Sure, anyone can make the arguement that people don't have the education to know how to make change - ridiculous. If you can figure out how to find the cheapest television after researching six different shops than you also have the ability to read six different articles on the same political/social topic that affects you - choosing the opinion that most corresponds with what is good for the community, not just your own private greedy household.

Let's face it, people are lazy, exhausted by the notion that thinking for yourself is something that takes too much effort and time. You wonder why Bush is in office - monkey see, monkey do!

Brian said...

Amen I say to you, or to Chinahand, as the case may be, on the matter of CAFTA and all other serious issues, study it. The community spends too much time on sports, Hollywood stars, and rock music.

Two caveats, however. Unless you are professionally engaged, as a diplomat, a media pundit, a think tank expert, there's just too much to keep tabs on in detail.

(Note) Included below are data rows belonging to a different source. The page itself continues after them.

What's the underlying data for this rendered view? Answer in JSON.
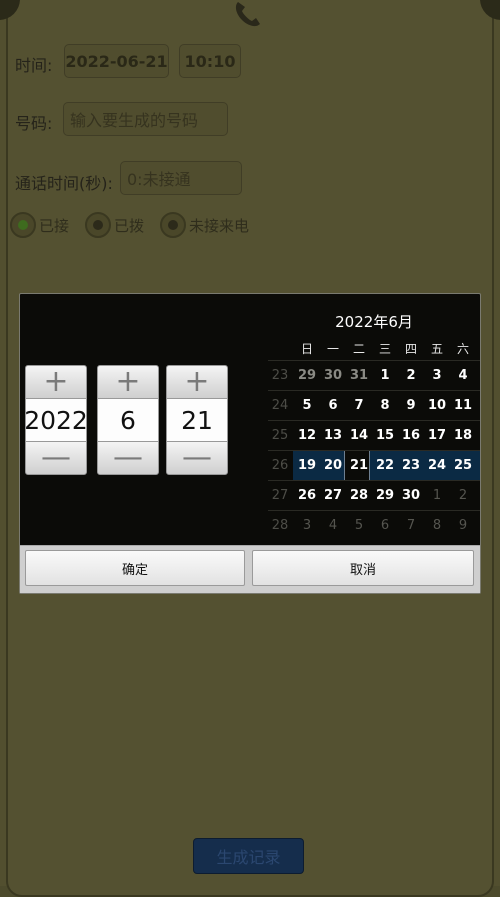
{
  "form": {
    "time_label": "时间:",
    "date_value": "2022-06-21",
    "time_value": "10:10",
    "number_label": "号码:",
    "number_placeholder": "输入要生成的号码",
    "duration_label": "通话时间(秒):",
    "duration_placeholder": "0:未接通",
    "radios": [
      {
        "label": "已接",
        "selected": true
      },
      {
        "label": "已拨",
        "selected": false
      },
      {
        "label": "未接来电",
        "selected": false
      }
    ],
    "generate_label": "生成记录"
  },
  "dialog": {
    "spinners": [
      {
        "value": "2022"
      },
      {
        "value": "6"
      },
      {
        "value": "21"
      }
    ],
    "plus_symbol": "+",
    "minus_symbol": "—",
    "calendar": {
      "title": "2022年6月",
      "weekdays": [
        "日",
        "一",
        "二",
        "三",
        "四",
        "五",
        "六"
      ],
      "weeks": [
        {
          "num": "23",
          "days": [
            "29",
            "30",
            "31",
            "1",
            "2",
            "3",
            "4"
          ]
        },
        {
          "num": "24",
          "days": [
            "5",
            "6",
            "7",
            "8",
            "9",
            "10",
            "11"
          ]
        },
        {
          "num": "25",
          "days": [
            "12",
            "13",
            "14",
            "15",
            "16",
            "17",
            "18"
          ]
        },
        {
          "num": "26",
          "days": [
            "19",
            "20",
            "21",
            "22",
            "23",
            "24",
            "25"
          ]
        },
        {
          "num": "27",
          "days": [
            "26",
            "27",
            "28",
            "29",
            "30",
            "1",
            "2"
          ]
        },
        {
          "num": "28",
          "days": [
            "3",
            "4",
            "5",
            "6",
            "7",
            "8",
            "9"
          ]
        }
      ],
      "selected_day": "21"
    },
    "confirm_label": "确定",
    "cancel_label": "取消"
  },
  "colors": {
    "selected_week_bg": "#0b2a44",
    "radio_selected": "#3e6b1e",
    "generate_button": "#152d4c"
  }
}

A bevy of continents and all those countries.

Secondly, while it might be ideal to encourage all to make up their own minds rather than tell them what to think, one must insist that training in thinking methodology precede wild abandonment in opinion making. This is better known as logic, with accompanying appreciation for experience and authority.

I've not spent time on CAFTA details. It's not one of my priorities. Ask my view and give me some weeks to look into its inner workings and, given a certain experience in parallel fields, I might have something to say. Not now, however.

So, while it has importance, I'd best stay with issues closer to home, China, Church matters, moral matters. I might get to CAFTA if need be, but Latin affairs mostly turn me off. I can make a bigger contribution elsewhere.

Gabriella said...

I couldn't agree more. I think it is incredibly important to choose your weapon of information. If you are our savvy electrician, then I suggest you pick those issues that spark your interest (alright, I lose points for bad puns) - CAFTA may not be one on the list. However, if you are someone who enjoys a bit of complex political jargon, dive in. For me, the point is to get dirty regardless of the social topic, local or international. It is quite the challenge to tell someone how to create a 4 course meal if you, yourself, have never even opened a cookbook or seen someone pull off such an incredible stunt. People are scared to think. They are terrified that they cannot understand. But in the end, they are socialized to belief this. They can understand, but it begins with the question "why".

As for logic, what's that?! I agree that this is quite important and completely overlooked. It is impossible to ask someone to "do" the research without having the appropriate tool or methodology. It is like asking someone to fix a pipe with a staple, sort of impossible. Therefore, how is this shift going to come about? I feel that Al Franken, god love that man, has started the role modeling via media, but it is a tiny drop in the bucket compared to what is actually needed.

And just out of curiosity, why are comedians looked towards for current political shifts and opinions?